Web page and app entries
- - -

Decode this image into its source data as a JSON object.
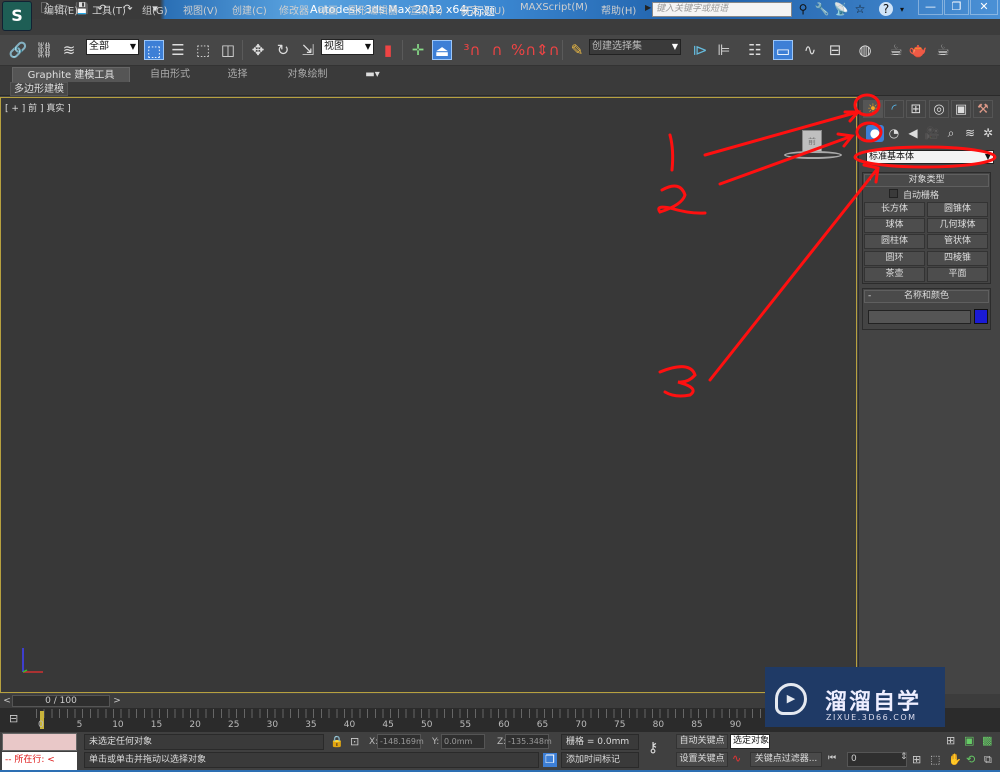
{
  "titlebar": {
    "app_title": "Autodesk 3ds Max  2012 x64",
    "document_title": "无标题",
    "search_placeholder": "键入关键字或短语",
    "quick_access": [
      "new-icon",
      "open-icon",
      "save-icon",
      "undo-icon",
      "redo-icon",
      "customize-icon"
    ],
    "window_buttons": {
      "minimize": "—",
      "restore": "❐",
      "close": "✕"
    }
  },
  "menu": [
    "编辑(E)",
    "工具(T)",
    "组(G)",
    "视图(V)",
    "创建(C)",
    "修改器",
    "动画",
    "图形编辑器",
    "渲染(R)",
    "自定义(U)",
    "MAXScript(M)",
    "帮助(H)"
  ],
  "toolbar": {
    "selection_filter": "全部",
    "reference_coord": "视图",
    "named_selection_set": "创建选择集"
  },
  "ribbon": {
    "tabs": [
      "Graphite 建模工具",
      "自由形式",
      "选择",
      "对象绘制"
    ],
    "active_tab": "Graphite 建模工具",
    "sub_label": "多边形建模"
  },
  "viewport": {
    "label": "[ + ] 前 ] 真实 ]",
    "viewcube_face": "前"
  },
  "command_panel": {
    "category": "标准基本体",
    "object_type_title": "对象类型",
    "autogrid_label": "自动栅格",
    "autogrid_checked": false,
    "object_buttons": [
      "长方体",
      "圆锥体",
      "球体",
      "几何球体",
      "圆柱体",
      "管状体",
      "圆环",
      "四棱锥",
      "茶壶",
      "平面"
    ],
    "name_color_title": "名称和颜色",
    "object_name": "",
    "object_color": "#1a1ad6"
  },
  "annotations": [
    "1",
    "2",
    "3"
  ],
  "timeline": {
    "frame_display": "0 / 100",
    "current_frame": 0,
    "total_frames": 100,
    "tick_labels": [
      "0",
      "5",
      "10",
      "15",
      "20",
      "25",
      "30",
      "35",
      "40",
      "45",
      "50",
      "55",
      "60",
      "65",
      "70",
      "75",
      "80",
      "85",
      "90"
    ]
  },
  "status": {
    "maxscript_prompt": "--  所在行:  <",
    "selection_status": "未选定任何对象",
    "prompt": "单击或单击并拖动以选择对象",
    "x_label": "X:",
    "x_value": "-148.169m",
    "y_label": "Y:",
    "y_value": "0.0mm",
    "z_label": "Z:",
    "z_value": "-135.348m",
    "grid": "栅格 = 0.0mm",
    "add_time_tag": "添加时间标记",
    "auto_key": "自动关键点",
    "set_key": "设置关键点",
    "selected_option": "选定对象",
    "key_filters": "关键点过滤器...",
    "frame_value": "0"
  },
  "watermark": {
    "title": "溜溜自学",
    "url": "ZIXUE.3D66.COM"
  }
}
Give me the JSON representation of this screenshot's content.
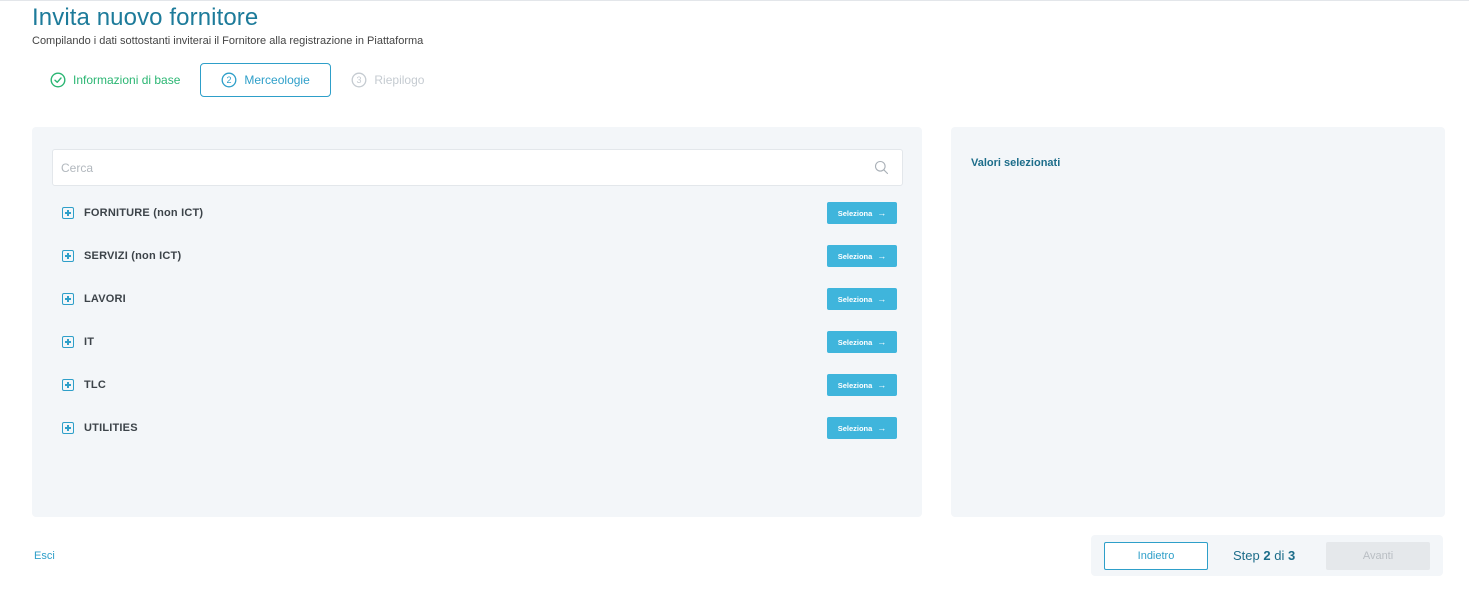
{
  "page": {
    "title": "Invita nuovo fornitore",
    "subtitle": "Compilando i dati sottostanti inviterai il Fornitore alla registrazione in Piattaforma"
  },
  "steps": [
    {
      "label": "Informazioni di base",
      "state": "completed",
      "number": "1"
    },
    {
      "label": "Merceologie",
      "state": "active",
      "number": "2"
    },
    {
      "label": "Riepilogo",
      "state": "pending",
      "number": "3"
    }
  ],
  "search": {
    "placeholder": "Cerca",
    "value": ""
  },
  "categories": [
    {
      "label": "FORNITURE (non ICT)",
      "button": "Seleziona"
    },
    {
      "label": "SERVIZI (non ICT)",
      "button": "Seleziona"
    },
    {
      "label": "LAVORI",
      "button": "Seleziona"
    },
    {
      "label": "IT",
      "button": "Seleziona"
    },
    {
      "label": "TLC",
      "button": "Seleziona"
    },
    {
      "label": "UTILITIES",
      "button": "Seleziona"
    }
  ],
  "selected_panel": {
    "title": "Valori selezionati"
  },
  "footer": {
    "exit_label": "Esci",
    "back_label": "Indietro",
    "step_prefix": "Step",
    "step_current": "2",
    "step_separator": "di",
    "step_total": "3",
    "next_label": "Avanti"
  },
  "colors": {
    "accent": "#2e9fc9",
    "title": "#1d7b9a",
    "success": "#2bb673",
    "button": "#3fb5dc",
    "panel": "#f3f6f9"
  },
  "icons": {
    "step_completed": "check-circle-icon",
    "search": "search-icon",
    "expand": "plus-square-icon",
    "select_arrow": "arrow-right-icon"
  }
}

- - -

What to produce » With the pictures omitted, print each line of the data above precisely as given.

Output »
Decode this image into its source data as a JSON object.
{
  "titlebar": {
    "app_title": "Autodesk 3ds Max  2012 x64",
    "document_title": "无标题",
    "search_placeholder": "键入关键字或短语",
    "quick_access": [
      "new-icon",
      "open-icon",
      "save-icon",
      "undo-icon",
      "redo-icon",
      "customize-icon"
    ],
    "window_buttons": {
      "minimize": "—",
      "restore": "❐",
      "close": "✕"
    }
  },
  "menu": [
    "编辑(E)",
    "工具(T)",
    "组(G)",
    "视图(V)",
    "创建(C)",
    "修改器",
    "动画",
    "图形编辑器",
    "渲染(R)",
    "自定义(U)",
    "MAXScript(M)",
    "帮助(H)"
  ],
  "toolbar": {
    "selection_filter": "全部",
    "reference_coord": "视图",
    "named_selection_set": "创建选择集"
  },
  "ribbon": {
    "tabs": [
      "Graphite 建模工具",
      "自由形式",
      "选择",
      "对象绘制"
    ],
    "active_tab": "Graphite 建模工具",
    "sub_label": "多边形建模"
  },
  "viewport": {
    "label": "[ + ] 前 ] 真实 ]",
    "viewcube_face": "前"
  },
  "command_panel": {
    "category": "标准基本体",
    "object_type_title": "对象类型",
    "autogrid_label": "自动栅格",
    "autogrid_checked": false,
    "object_buttons": [
      "长方体",
      "圆锥体",
      "球体",
      "几何球体",
      "圆柱体",
      "管状体",
      "圆环",
      "四棱锥",
      "茶壶",
      "平面"
    ],
    "name_color_title": "名称和颜色",
    "object_name": "",
    "object_color": "#1a1ad6"
  },
  "annotations": [
    "1",
    "2",
    "3"
  ],
  "timeline": {
    "frame_display": "0 / 100",
    "current_frame": 0,
    "total_frames": 100,
    "tick_labels": [
      "0",
      "5",
      "10",
      "15",
      "20",
      "25",
      "30",
      "35",
      "40",
      "45",
      "50",
      "55",
      "60",
      "65",
      "70",
      "75",
      "80",
      "85",
      "90"
    ]
  },
  "status": {
    "maxscript_prompt": "--  所在行:  <",
    "selection_status": "未选定任何对象",
    "prompt": "单击或单击并拖动以选择对象",
    "x_label": "X:",
    "x_value": "-148.169m",
    "y_label": "Y:",
    "y_value": "0.0mm",
    "z_label": "Z:",
    "z_value": "-135.348m",
    "grid": "栅格 = 0.0mm",
    "add_time_tag": "添加时间标记",
    "auto_key": "自动关键点",
    "set_key": "设置关键点",
    "selected_option": "选定对象",
    "key_filters": "关键点过滤器...",
    "frame_value": "0"
  },
  "watermark": {
    "title": "溜溜自学",
    "url": "ZIXUE.3D66.COM"
  }
}
Give me the JSON representation of this screenshot's content.
{
  "page": {
    "title": "Invita nuovo fornitore",
    "subtitle": "Compilando i dati sottostanti inviterai il Fornitore alla registrazione in Piattaforma"
  },
  "steps": [
    {
      "label": "Informazioni di base",
      "state": "completed",
      "number": "1"
    },
    {
      "label": "Merceologie",
      "state": "active",
      "number": "2"
    },
    {
      "label": "Riepilogo",
      "state": "pending",
      "number": "3"
    }
  ],
  "search": {
    "placeholder": "Cerca",
    "value": ""
  },
  "categories": [
    {
      "label": "FORNITURE (non ICT)",
      "button": "Seleziona"
    },
    {
      "label": "SERVIZI (non ICT)",
      "button": "Seleziona"
    },
    {
      "label": "LAVORI",
      "button": "Seleziona"
    },
    {
      "label": "IT",
      "button": "Seleziona"
    },
    {
      "label": "TLC",
      "button": "Seleziona"
    },
    {
      "label": "UTILITIES",
      "button": "Seleziona"
    }
  ],
  "selected_panel": {
    "title": "Valori selezionati"
  },
  "footer": {
    "exit_label": "Esci",
    "back_label": "Indietro",
    "step_prefix": "Step",
    "step_current": "2",
    "step_separator": "di",
    "step_total": "3",
    "next_label": "Avanti"
  },
  "colors": {
    "accent": "#2e9fc9",
    "title": "#1d7b9a",
    "success": "#2bb673",
    "button": "#3fb5dc",
    "panel": "#f3f6f9"
  },
  "icons": {
    "step_completed": "check-circle-icon",
    "search": "search-icon",
    "expand": "plus-square-icon",
    "select_arrow": "arrow-right-icon"
  }
}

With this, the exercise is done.